● **What is required**
Retype the data that follows line by line, exactly, and leave its pictures out.

** Opening Provided records block **

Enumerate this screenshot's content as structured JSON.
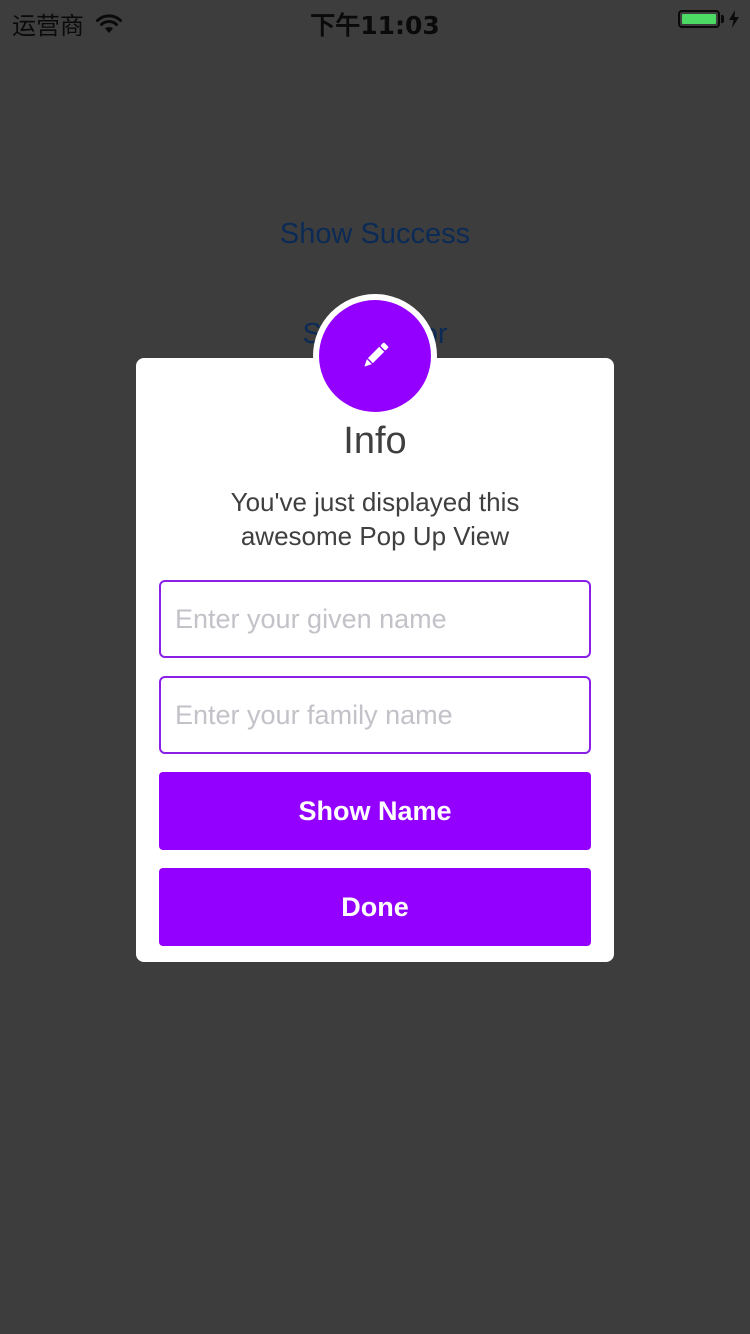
{
  "status_bar": {
    "carrier": "运营商",
    "time": "下午11:03",
    "battery_level": 1.0,
    "battery_color": "#4cd964",
    "icons": [
      "wifi-icon",
      "battery-icon",
      "charging-bolt-icon"
    ]
  },
  "background": {
    "color": "#3d3d3d",
    "link_color": "#0b2a55",
    "links": [
      {
        "label": "Show Success"
      },
      {
        "label": "Show Error"
      }
    ]
  },
  "popup": {
    "badge_icon": "pencil-icon",
    "accent_color": "#9400ff",
    "title": "Info",
    "message_line1": "You've just displayed this",
    "message_line2": "awesome Pop Up View",
    "given_name_placeholder": "Enter your given name",
    "family_name_placeholder": "Enter your family name",
    "show_name_label": "Show Name",
    "done_label": "Done"
  }
}
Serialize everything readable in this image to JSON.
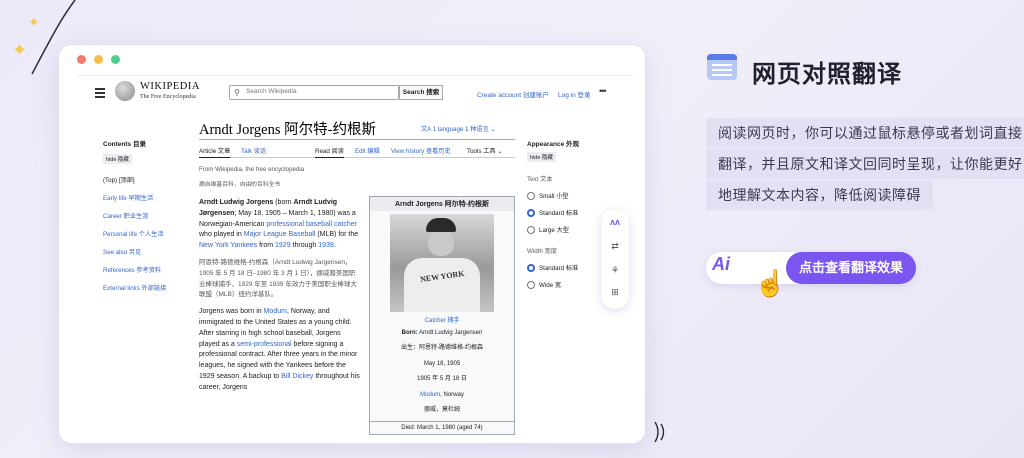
{
  "wiki": {
    "wordmark": "WIKIPEDIA",
    "tagline": "The Free Encyclopedia",
    "search_placeholder": "Search Wikipedia",
    "search_button": "Search 搜索",
    "create_account": "Create account 创建账户",
    "login": "Log in 登录"
  },
  "toc": {
    "title": "Contents 目录",
    "hide": "hide 隐藏",
    "items": [
      "(Top) [顶部]",
      "Early life 早期生活",
      "Career 职业生涯",
      "Personal life 个人生活",
      "See also 另见",
      "References 参考资料",
      "External links 外部链接"
    ]
  },
  "article": {
    "title": "Arndt Jorgens 阿尔特-约根斯",
    "language": "1 language 1 种语言",
    "tabs": {
      "article": "Article 文章",
      "talk": "Talk 谈话",
      "read": "Read 阅读",
      "edit": "Edit 编辑",
      "history": "View history 查看历史",
      "tools": "Tools 工具"
    },
    "from": "From Wikipedia, the free encyclopedia",
    "from_zh": "摘自维基百科，自由的百科全书",
    "p1_a": "Arndt Ludwig Jorgens",
    "p1_b": " (born ",
    "p1_c": "Arndt Ludvig Jørgensen",
    "p1_d": "; May 18, 1905 – March 1, 1980) was a Norwegian-American ",
    "p1_link1": "professional baseball catcher",
    "p1_e": " who played in ",
    "p1_link2": "Major League Baseball",
    "p1_f": " (MLB) for the ",
    "p1_link3": "New York Yankees",
    "p1_g": " from ",
    "p1_link4": "1929",
    "p1_h": " through ",
    "p1_link5": "1939",
    "p1_i": ".",
    "p1_zh": "阿恩特-路德维格-约根森（Arndt Ludwig Jargensen，1905 年 5 月 18 日–1980 年 3 月 1 日），挪威裔美国职业棒球捕手，1929 年至 1939 年效力于美国职业棒球大联盟（MLB）纽约洋基队。",
    "p2_a": "Jorgens was born in ",
    "p2_link1": "Modum",
    "p2_b": ", Norway, and immigrated to the United States as a young child. After starring in high school baseball, Jorgens played as a ",
    "p2_link2": "semi-professional",
    "p2_c": " before signing a professional contract. After three years in the minor leagues, he signed with the Yankees before the 1929 season. A backup to ",
    "p2_link3": "Bill Dickey",
    "p2_d": " throughout his career, Jorgens"
  },
  "infobox": {
    "title": "Arndt Jorgens 阿尔特-约根斯",
    "caption": "Catcher 捕手",
    "born_label": "Born:",
    "born_value": "Arndt Ludvig Jargensen",
    "born_zh": "出生：阿恩特-路德维格-约根森",
    "birth_date": "May 18, 1905",
    "birth_date_zh": "1905 年 5 月 18 日",
    "birthplace_link": "Modum",
    "birthplace_rest": ", Norway",
    "birthplace_zh": "挪威，莫杜姆",
    "died": "Died: March 1, 1980 (aged 74)"
  },
  "appearance": {
    "title": "Appearance 外观",
    "hide": "hide 隐藏",
    "text_label": "Text 文本",
    "text_options": [
      "Small 小型",
      "Standard 标准",
      "Large 大型"
    ],
    "text_selected": 1,
    "width_label": "Width 宽度",
    "width_options": [
      "Standard 标准",
      "Wide 宽"
    ],
    "width_selected": 0
  },
  "feature": {
    "title": "网页对照翻译",
    "lines": [
      "阅读网页时，你可以通过鼠标悬停或者划词直接",
      "翻译，并且原文和译文回同时呈现，让你能更好",
      "地理解文本内容，降低阅读障碍"
    ],
    "cta_logo": "Ai",
    "cta_label": "点击查看翻译效果"
  },
  "colors": {
    "accent": "#7a55f0",
    "link": "#3366cc",
    "background": "#eceaf8"
  }
}
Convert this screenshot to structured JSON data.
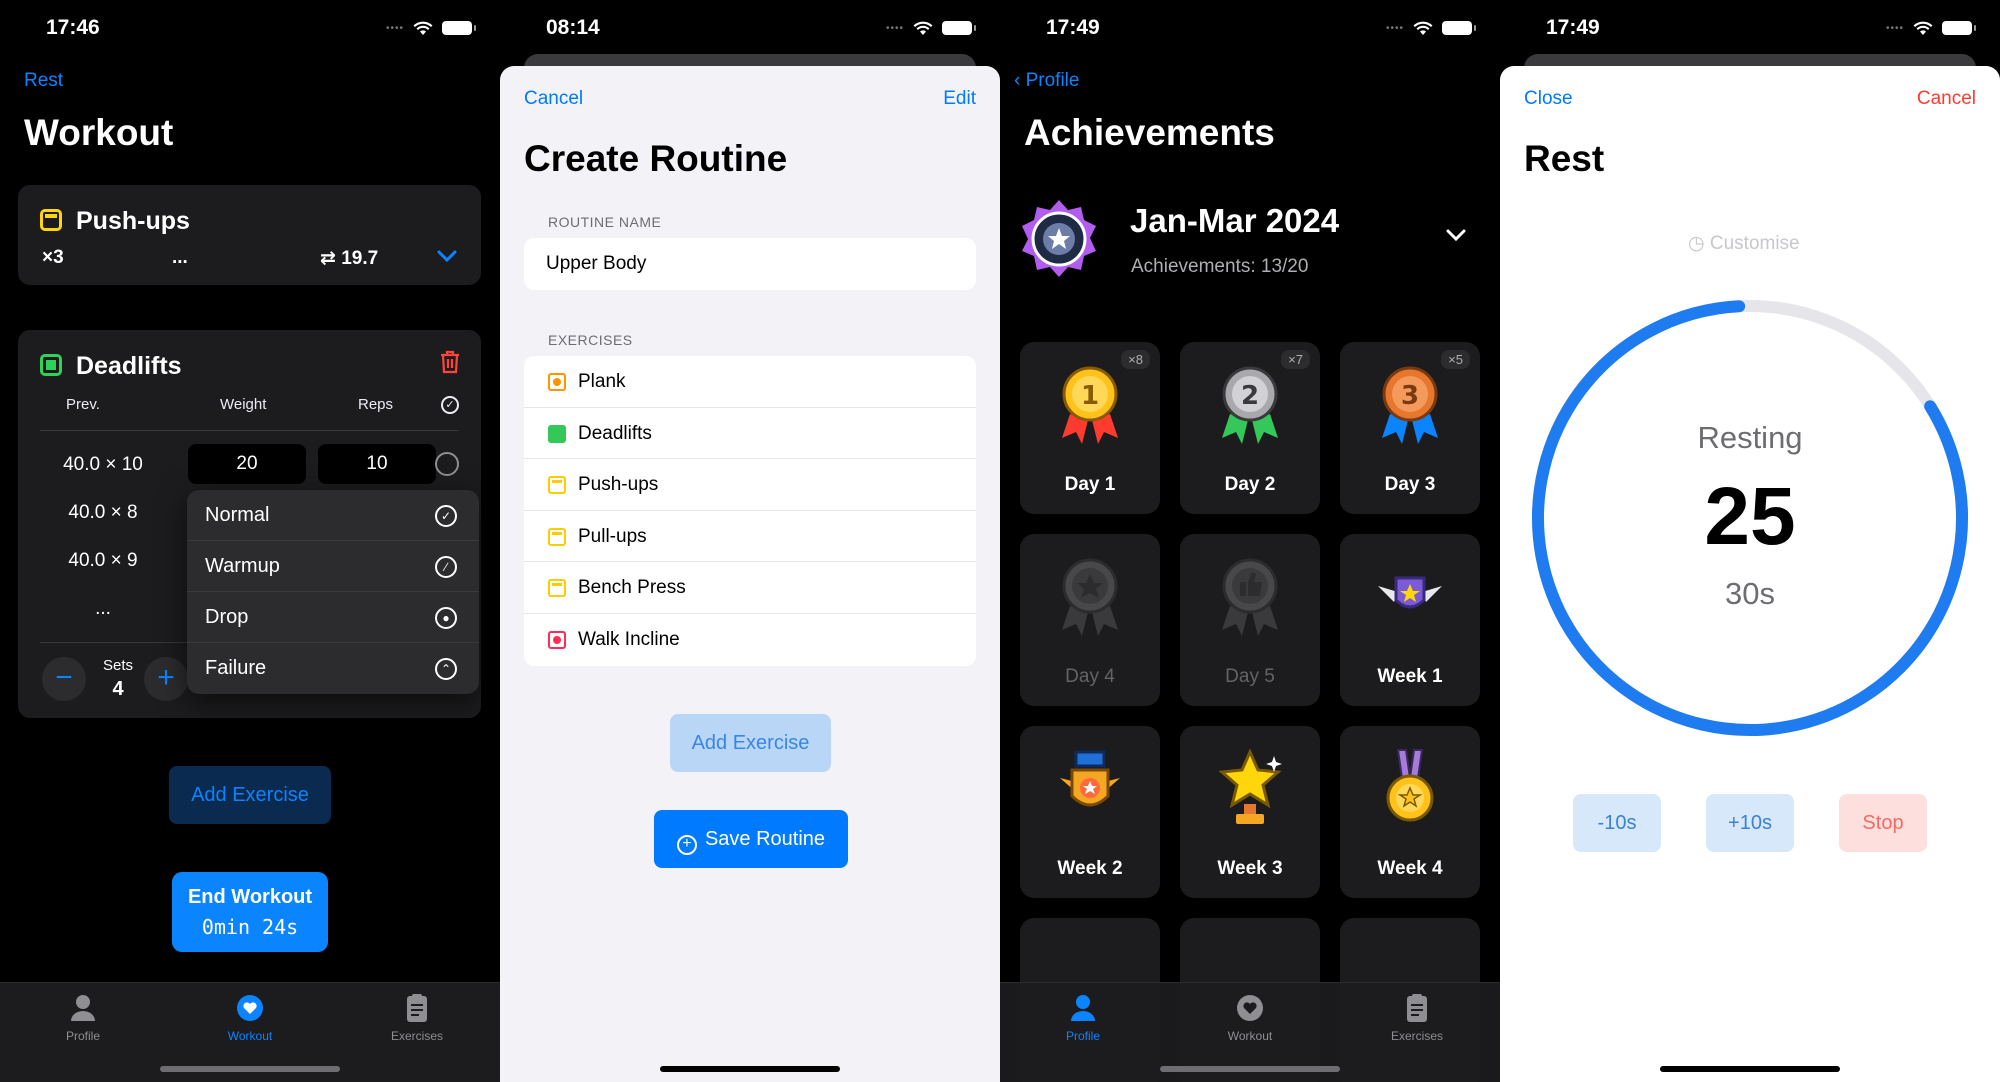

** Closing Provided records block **

● **Written answer**
Enumerate this screenshot's content as structured JSON.
{
  "status_bar": {
    "carrier": "运营商",
    "time": "下午11:03",
    "battery_level": 1.0,
    "battery_color": "#4cd964",
    "icons": [
      "wifi-icon",
      "battery-icon",
      "charging-bolt-icon"
    ]
  },
  "background": {
    "color": "#3d3d3d",
    "link_color": "#0b2a55",
    "links": [
      {
        "label": "Show Success"
      },
      {
        "label": "Show Error"
      }
    ]
  },
  "popup": {
    "badge_icon": "pencil-icon",
    "accent_color": "#9400ff",
    "title": "Info",
    "message_line1": "You've just displayed this",
    "message_line2": "awesome Pop Up View",
    "given_name_placeholder": "Enter your given name",
    "family_name_placeholder": "Enter your family name",
    "show_name_label": "Show Name",
    "done_label": "Done"
  }
}
Serialize everything readable in this image to JSON.
{
  "wiki": {
    "wordmark": "WIKIPEDIA",
    "tagline": "The Free Encyclopedia",
    "search_placeholder": "Search Wikipedia",
    "search_button": "Search 搜索",
    "create_account": "Create account 创建账户",
    "login": "Log in 登录"
  },
  "toc": {
    "title": "Contents 目录",
    "hide": "hide 隐藏",
    "items": [
      "(Top) [顶部]",
      "Early life 早期生活",
      "Career 职业生涯",
      "Personal life 个人生活",
      "See also 另见",
      "References 参考资料",
      "External links 外部链接"
    ]
  },
  "article": {
    "title": "Arndt Jorgens 阿尔特-约根斯",
    "language": "1 language 1 种语言",
    "tabs": {
      "article": "Article 文章",
      "talk": "Talk 谈话",
      "read": "Read 阅读",
      "edit": "Edit 编辑",
      "history": "View history 查看历史",
      "tools": "Tools 工具"
    },
    "from": "From Wikipedia, the free encyclopedia",
    "from_zh": "摘自维基百科，自由的百科全书",
    "p1_a": "Arndt Ludwig Jorgens",
    "p1_b": " (born ",
    "p1_c": "Arndt Ludvig Jørgensen",
    "p1_d": "; May 18, 1905 – March 1, 1980) was a Norwegian-American ",
    "p1_link1": "professional baseball catcher",
    "p1_e": " who played in ",
    "p1_link2": "Major League Baseball",
    "p1_f": " (MLB) for the ",
    "p1_link3": "New York Yankees",
    "p1_g": " from ",
    "p1_link4": "1929",
    "p1_h": " through ",
    "p1_link5": "1939",
    "p1_i": ".",
    "p1_zh": "阿恩特-路德维格-约根森（Arndt Ludwig Jargensen，1905 年 5 月 18 日–1980 年 3 月 1 日），挪威裔美国职业棒球捕手，1929 年至 1939 年效力于美国职业棒球大联盟（MLB）纽约洋基队。",
    "p2_a": "Jorgens was born in ",
    "p2_link1": "Modum",
    "p2_b": ", Norway, and immigrated to the United States as a young child. After starring in high school baseball, Jorgens played as a ",
    "p2_link2": "semi-professional",
    "p2_c": " before signing a professional contract. After three years in the minor leagues, he signed with the Yankees before the 1929 season. A backup to ",
    "p2_link3": "Bill Dickey",
    "p2_d": " throughout his career, Jorgens"
  },
  "infobox": {
    "title": "Arndt Jorgens 阿尔特-约根斯",
    "caption": "Catcher 捕手",
    "born_label": "Born:",
    "born_value": "Arndt Ludvig Jargensen",
    "born_zh": "出生：阿恩特-路德维格-约根森",
    "birth_date": "May 18, 1905",
    "birth_date_zh": "1905 年 5 月 18 日",
    "birthplace_link": "Modum",
    "birthplace_rest": ", Norway",
    "birthplace_zh": "挪威，莫杜姆",
    "died": "Died: March 1, 1980 (aged 74)"
  },
  "appearance": {
    "title": "Appearance 外观",
    "hide": "hide 隐藏",
    "text_label": "Text 文本",
    "text_options": [
      "Small 小型",
      "Standard 标准",
      "Large 大型"
    ],
    "text_selected": 1,
    "width_label": "Width 宽度",
    "width_options": [
      "Standard 标准",
      "Wide 宽"
    ],
    "width_selected": 0
  },
  "feature": {
    "title": "网页对照翻译",
    "lines": [
      "阅读网页时，你可以通过鼠标悬停或者划词直接",
      "翻译，并且原文和译文回同时呈现，让你能更好",
      "地理解文本内容，降低阅读障碍"
    ],
    "cta_logo": "Ai",
    "cta_label": "点击查看翻译效果"
  },
  "colors": {
    "accent": "#7a55f0",
    "link": "#3366cc",
    "background": "#eceaf8"
  }
}
Convert this screenshot to structured JSON data.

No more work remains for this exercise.